■ **What is required**:
Extract the full set of records that follows, word for word.

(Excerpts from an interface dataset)

───

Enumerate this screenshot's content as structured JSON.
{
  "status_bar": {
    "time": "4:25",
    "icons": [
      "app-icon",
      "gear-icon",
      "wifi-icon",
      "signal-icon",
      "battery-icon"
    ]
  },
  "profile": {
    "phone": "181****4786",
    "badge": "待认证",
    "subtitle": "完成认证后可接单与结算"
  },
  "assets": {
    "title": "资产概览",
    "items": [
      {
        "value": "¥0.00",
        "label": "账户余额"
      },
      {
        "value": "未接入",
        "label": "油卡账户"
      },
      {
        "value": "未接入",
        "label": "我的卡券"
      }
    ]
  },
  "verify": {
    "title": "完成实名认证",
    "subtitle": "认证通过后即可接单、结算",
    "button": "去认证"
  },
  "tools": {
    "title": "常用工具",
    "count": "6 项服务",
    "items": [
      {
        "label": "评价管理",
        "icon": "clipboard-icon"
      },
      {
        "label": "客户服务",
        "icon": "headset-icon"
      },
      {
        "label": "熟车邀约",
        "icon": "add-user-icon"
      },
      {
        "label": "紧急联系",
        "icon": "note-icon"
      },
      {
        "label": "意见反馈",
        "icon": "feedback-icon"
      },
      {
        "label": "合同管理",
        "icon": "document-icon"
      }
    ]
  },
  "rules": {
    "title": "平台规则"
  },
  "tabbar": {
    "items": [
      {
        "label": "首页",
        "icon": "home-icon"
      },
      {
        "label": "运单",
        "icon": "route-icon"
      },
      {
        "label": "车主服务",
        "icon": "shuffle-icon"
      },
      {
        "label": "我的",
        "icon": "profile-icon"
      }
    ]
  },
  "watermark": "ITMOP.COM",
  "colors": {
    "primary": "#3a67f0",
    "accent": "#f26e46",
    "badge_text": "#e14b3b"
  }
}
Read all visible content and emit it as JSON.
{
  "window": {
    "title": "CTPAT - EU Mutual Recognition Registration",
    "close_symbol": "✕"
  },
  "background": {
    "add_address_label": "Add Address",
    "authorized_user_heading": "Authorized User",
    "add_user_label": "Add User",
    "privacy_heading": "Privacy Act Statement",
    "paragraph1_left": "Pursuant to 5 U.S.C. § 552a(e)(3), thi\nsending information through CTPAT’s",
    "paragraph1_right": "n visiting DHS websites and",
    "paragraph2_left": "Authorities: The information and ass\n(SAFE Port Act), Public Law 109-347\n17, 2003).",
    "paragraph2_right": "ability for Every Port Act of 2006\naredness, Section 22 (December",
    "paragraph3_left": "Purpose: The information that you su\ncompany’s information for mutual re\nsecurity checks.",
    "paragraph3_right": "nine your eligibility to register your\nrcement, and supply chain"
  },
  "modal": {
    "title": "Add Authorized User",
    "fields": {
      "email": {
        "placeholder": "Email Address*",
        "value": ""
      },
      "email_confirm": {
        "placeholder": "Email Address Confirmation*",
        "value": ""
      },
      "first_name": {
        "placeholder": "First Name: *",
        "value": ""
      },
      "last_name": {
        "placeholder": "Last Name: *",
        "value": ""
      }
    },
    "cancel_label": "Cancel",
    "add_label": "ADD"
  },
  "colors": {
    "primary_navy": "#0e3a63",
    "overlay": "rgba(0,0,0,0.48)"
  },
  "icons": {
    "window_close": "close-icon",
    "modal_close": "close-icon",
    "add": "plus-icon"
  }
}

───

■ **The completed task**:
Enumerate this screenshot's content as structured JSON.
{
  "status_bar": {
    "time": "4:25",
    "icons": [
      "app-icon",
      "gear-icon",
      "wifi-icon",
      "signal-icon",
      "battery-icon"
    ]
  },
  "profile": {
    "phone": "181****4786",
    "badge": "待认证",
    "subtitle": "完成认证后可接单与结算"
  },
  "assets": {
    "title": "资产概览",
    "items": [
      {
        "value": "¥0.00",
        "label": "账户余额"
      },
      {
        "value": "未接入",
        "label": "油卡账户"
      },
      {
        "value": "未接入",
        "label": "我的卡券"
      }
    ]
  },
  "verify": {
    "title": "完成实名认证",
    "subtitle": "认证通过后即可接单、结算",
    "button": "去认证"
  },
  "tools": {
    "title": "常用工具",
    "count": "6 项服务",
    "items": [
      {
        "label": "评价管理",
        "icon": "clipboard-icon"
      },
      {
        "label": "客户服务",
        "icon": "headset-icon"
      },
      {
        "label": "熟车邀约",
        "icon": "add-user-icon"
      },
      {
        "label": "紧急联系",
        "icon": "note-icon"
      },
      {
        "label": "意见反馈",
        "icon": "feedback-icon"
      },
      {
        "label": "合同管理",
        "icon": "document-icon"
      }
    ]
  },
  "rules": {
    "title": "平台规则"
  },
  "tabbar": {
    "items": [
      {
        "label": "首页",
        "icon": "home-icon"
      },
      {
        "label": "运单",
        "icon": "route-icon"
      },
      {
        "label": "车主服务",
        "icon": "shuffle-icon"
      },
      {
        "label": "我的",
        "icon": "profile-icon"
      }
    ]
  },
  "watermark": "ITMOP.COM",
  "colors": {
    "primary": "#3a67f0",
    "accent": "#f26e46",
    "badge_text": "#e14b3b"
  }
}
Read all visible content and emit it as JSON.
{
  "window": {
    "title": "CTPAT - EU Mutual Recognition Registration",
    "close_symbol": "✕"
  },
  "background": {
    "add_address_label": "Add Address",
    "authorized_user_heading": "Authorized User",
    "add_user_label": "Add User",
    "privacy_heading": "Privacy Act Statement",
    "paragraph1_left": "Pursuant to 5 U.S.C. § 552a(e)(3), thi\nsending information through CTPAT’s",
    "paragraph1_right": "n visiting DHS websites and",
    "paragraph2_left": "Authorities: The information and ass\n(SAFE Port Act), Public Law 109-347\n17, 2003).",
    "paragraph2_right": "ability for Every Port Act of 2006\naredness, Section 22 (December",
    "paragraph3_left": "Purpose: The information that you su\ncompany’s information for mutual re\nsecurity checks.",
    "paragraph3_right": "nine your eligibility to register your\nrcement, and supply chain"
  },
  "modal": {
    "title": "Add Authorized User",
    "fields": {
      "email": {
        "placeholder": "Email Address*",
        "value": ""
      },
      "email_confirm": {
        "placeholder": "Email Address Confirmation*",
        "value": ""
      },
      "first_name": {
        "placeholder": "First Name: *",
        "value": ""
      },
      "last_name": {
        "placeholder": "Last Name: *",
        "value": ""
      }
    },
    "cancel_label": "Cancel",
    "add_label": "ADD"
  },
  "colors": {
    "primary_navy": "#0e3a63",
    "overlay": "rgba(0,0,0,0.48)"
  },
  "icons": {
    "window_close": "close-icon",
    "modal_close": "close-icon",
    "add": "plus-icon"
  }
}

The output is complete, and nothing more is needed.